Perhaps one of the worst aspects of today’s detached and alienating media is its reproduction of the past and mischaracterization of the present as it is based on simplified terminology. This gives the illusion of being informative, but actually manages to contribute very little to our understanding of the world at large. Such oversimplifications are dangerous because they produce an erroneous understanding of the world, which in turn compels misguided actions.
For these reasons, we are compelled to discover alternative meanings and readings of history. To start, we could try offering historical perspectives which attempt to see the world from the viewpoint of the oppressed — the refugees and the fellahin who have been denied the right to tell their own story amongst many other rights. This view is not a sentimental one. Far from it. An elitist historical narrative is maybe the dominant one, but it is not always the privileged who influence the course of history. History is also shaped by collective movements, actions and popular struggles. By denying this fact, one denies the ability of the collective to affect change.
In the case of Palestinians, they are often presented as hapless multitudes or passive victims without a will of their own. This is of course a mistaken perception; the conflict with Israel has lasted this long only because the Palestinians are unwilling to accept injustice and refuse to submit to oppression. Israel’s lethal weapons might have changed the landscape of Gaza and Palestine, but the will of Gazans and Palestinians is what has shaped the landscape of Palestine’s history.
This composition of farmers, prisoners, refugees and numerous other manifestations and characters of the oppressed are resilient individuals. It is essential that we understand the complexity of the past and the present to evolve our understanding of the conflict, not merely to appreciate its involvement, but also to contribute positively to its resolution.
The Palestinian narrative has either been denied any meaningful access to the media or tainted through the very circles that propped up and sanctified Israel’s image as an oasis of democracy and a pivot of civilization.

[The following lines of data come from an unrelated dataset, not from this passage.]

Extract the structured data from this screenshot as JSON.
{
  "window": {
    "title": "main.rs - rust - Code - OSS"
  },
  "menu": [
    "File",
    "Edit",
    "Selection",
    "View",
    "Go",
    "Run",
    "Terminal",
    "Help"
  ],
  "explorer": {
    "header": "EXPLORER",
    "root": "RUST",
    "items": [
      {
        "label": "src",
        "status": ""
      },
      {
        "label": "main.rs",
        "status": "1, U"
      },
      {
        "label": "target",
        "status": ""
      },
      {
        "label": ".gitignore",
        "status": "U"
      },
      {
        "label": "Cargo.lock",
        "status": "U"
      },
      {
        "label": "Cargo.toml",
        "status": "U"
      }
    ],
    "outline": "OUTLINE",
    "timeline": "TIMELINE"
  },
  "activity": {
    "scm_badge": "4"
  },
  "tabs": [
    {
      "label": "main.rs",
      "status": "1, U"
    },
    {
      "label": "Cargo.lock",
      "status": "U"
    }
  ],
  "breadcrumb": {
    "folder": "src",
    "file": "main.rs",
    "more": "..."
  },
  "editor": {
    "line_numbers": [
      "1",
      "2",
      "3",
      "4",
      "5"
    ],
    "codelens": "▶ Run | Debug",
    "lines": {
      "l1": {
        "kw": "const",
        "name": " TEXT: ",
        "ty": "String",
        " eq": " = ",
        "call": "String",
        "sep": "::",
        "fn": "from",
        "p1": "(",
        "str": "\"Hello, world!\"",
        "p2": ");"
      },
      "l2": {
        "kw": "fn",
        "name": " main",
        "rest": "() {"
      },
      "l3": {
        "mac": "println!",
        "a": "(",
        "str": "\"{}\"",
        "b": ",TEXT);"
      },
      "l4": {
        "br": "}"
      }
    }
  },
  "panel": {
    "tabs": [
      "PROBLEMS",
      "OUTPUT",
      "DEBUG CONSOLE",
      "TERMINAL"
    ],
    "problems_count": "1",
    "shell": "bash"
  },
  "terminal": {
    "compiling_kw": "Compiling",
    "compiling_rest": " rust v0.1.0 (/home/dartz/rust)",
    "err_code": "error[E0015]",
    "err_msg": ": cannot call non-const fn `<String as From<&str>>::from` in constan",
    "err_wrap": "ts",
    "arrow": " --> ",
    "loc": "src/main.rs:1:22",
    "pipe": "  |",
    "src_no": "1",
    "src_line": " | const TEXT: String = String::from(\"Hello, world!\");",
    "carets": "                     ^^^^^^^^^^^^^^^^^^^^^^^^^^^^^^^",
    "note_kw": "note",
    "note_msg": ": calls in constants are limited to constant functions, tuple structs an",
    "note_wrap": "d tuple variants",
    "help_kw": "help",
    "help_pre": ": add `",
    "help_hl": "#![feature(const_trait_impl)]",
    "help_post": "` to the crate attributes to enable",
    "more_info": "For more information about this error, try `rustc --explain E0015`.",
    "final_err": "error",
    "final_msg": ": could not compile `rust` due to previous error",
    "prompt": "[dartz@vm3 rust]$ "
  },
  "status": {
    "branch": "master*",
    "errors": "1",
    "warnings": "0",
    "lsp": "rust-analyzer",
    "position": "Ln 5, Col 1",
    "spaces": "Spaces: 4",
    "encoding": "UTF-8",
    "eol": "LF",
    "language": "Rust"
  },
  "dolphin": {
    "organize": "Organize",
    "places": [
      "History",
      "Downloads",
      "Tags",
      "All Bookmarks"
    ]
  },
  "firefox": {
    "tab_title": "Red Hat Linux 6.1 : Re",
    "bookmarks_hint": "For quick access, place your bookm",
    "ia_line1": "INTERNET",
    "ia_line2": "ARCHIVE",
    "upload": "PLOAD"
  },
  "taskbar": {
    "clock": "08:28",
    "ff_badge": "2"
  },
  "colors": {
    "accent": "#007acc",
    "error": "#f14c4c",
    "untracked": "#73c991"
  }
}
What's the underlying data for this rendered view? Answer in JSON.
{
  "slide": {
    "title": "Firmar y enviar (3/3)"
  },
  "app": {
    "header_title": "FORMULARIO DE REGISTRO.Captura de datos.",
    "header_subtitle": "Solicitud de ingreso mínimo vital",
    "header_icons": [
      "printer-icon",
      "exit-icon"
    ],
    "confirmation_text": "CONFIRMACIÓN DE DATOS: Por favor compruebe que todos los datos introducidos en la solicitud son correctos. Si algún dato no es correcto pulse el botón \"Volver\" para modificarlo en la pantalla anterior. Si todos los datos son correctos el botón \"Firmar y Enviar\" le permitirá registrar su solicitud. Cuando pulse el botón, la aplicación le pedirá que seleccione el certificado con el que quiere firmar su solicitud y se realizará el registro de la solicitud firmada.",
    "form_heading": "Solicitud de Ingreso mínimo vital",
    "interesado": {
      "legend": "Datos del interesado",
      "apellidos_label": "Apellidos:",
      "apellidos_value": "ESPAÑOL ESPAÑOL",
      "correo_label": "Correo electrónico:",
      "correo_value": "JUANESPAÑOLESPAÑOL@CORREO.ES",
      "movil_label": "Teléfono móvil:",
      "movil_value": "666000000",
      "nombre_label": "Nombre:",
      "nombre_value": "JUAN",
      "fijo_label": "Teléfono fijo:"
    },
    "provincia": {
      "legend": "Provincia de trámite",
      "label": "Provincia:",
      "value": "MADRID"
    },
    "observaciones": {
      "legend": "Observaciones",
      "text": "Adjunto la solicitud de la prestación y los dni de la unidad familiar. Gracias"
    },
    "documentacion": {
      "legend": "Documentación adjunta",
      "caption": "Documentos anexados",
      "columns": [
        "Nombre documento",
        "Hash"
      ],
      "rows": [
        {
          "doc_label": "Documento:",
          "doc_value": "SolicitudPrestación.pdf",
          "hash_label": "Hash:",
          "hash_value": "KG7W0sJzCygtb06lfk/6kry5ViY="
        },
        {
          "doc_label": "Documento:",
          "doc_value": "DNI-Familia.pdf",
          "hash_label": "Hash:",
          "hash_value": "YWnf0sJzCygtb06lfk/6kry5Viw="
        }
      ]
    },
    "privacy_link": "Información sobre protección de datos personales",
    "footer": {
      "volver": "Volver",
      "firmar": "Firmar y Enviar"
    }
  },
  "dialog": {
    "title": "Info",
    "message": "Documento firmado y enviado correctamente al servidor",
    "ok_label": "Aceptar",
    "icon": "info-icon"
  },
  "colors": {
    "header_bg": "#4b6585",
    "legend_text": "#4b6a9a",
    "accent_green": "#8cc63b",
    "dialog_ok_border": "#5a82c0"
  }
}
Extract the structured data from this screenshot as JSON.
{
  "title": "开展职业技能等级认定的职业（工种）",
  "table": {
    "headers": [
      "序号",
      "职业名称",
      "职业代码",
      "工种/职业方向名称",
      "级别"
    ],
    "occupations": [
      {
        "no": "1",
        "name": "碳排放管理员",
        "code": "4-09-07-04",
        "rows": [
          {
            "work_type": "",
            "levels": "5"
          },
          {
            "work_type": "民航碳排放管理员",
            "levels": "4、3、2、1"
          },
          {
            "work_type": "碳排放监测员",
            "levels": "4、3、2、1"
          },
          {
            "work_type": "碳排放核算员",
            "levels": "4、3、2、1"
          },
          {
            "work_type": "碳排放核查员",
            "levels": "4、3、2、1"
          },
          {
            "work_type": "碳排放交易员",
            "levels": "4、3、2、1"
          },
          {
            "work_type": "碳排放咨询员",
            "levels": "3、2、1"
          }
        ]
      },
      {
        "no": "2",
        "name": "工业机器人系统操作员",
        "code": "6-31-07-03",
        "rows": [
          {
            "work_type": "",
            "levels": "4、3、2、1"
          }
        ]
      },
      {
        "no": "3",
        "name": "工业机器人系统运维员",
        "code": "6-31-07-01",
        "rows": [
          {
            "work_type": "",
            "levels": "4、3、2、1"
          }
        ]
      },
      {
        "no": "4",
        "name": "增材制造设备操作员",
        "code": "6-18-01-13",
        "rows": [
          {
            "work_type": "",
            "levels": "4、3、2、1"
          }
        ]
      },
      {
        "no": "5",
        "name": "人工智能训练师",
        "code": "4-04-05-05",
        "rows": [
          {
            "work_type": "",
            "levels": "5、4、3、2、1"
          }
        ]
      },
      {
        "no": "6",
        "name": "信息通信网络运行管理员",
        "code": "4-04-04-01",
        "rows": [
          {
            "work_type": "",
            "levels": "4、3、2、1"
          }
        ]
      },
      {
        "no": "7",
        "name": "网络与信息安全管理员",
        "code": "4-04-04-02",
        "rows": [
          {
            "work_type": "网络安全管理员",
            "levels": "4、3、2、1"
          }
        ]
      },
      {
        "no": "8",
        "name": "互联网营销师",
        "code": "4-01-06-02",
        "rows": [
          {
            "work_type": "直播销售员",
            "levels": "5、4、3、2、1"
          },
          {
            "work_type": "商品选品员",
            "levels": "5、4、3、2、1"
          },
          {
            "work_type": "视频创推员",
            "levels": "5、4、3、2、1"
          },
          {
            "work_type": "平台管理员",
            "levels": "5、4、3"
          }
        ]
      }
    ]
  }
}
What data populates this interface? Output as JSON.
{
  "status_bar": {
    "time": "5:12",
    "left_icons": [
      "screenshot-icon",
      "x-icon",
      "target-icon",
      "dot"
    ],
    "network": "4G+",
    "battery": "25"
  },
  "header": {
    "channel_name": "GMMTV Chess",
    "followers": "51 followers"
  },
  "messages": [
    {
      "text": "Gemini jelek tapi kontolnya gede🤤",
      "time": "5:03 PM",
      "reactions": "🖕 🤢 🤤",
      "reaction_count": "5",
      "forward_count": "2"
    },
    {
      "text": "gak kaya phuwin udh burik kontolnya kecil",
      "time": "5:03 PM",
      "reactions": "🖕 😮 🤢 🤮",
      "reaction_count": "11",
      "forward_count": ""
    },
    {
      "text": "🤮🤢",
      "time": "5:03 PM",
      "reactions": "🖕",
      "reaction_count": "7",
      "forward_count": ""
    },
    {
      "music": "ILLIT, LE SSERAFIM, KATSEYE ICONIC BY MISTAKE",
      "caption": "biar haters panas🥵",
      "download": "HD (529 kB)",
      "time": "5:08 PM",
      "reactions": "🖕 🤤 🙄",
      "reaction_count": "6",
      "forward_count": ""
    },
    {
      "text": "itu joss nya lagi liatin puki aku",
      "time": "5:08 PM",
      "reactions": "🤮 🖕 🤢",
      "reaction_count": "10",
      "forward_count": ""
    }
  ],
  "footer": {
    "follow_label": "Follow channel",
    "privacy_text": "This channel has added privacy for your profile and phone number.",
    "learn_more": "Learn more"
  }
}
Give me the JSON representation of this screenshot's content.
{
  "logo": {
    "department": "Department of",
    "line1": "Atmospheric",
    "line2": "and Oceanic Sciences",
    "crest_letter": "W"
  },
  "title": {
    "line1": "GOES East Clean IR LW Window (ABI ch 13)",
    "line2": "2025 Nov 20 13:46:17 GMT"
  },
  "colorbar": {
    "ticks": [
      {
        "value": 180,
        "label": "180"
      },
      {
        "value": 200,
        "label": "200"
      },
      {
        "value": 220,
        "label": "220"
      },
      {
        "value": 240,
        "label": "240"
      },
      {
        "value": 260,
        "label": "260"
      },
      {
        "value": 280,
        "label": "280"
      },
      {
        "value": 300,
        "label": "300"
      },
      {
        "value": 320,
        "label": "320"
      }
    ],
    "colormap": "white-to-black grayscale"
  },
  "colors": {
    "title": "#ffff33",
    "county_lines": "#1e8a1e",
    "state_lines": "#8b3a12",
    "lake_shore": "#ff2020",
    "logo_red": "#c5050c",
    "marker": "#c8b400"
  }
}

In recent years, however, things began to change thanks to developments such as the Internet and various global civil society movements. Although it has yet to reach a critical mass or affect a major paradigm shift in public opinion, these voices have been able to impose a long-neglected story that has been seen mostly through Israeli eyes.
A narrative that is centered on the stories reflecting history, reality and aspirations of ordinary people will allow for a genuine understanding of the real dynamics that drive the conflict. These stories that define whole generations of Palestinians are powerful enough to challenge the ongoing partiality and polarization. The fact is Palestinians are neither potential “martyrs” nor potential “terrorists.”
They are people who are being denied basic human rights, who have been dispossessed from their lands and are grievously mistreated. They have resisted for over six decades and they will continue to resist until they acquire their fundamental human rights. This is the core of the Palestinian narrative, yet it is the least told story. A true understanding would require a greater exposure of the extraordinary, collective narrative of the “ordinary people.”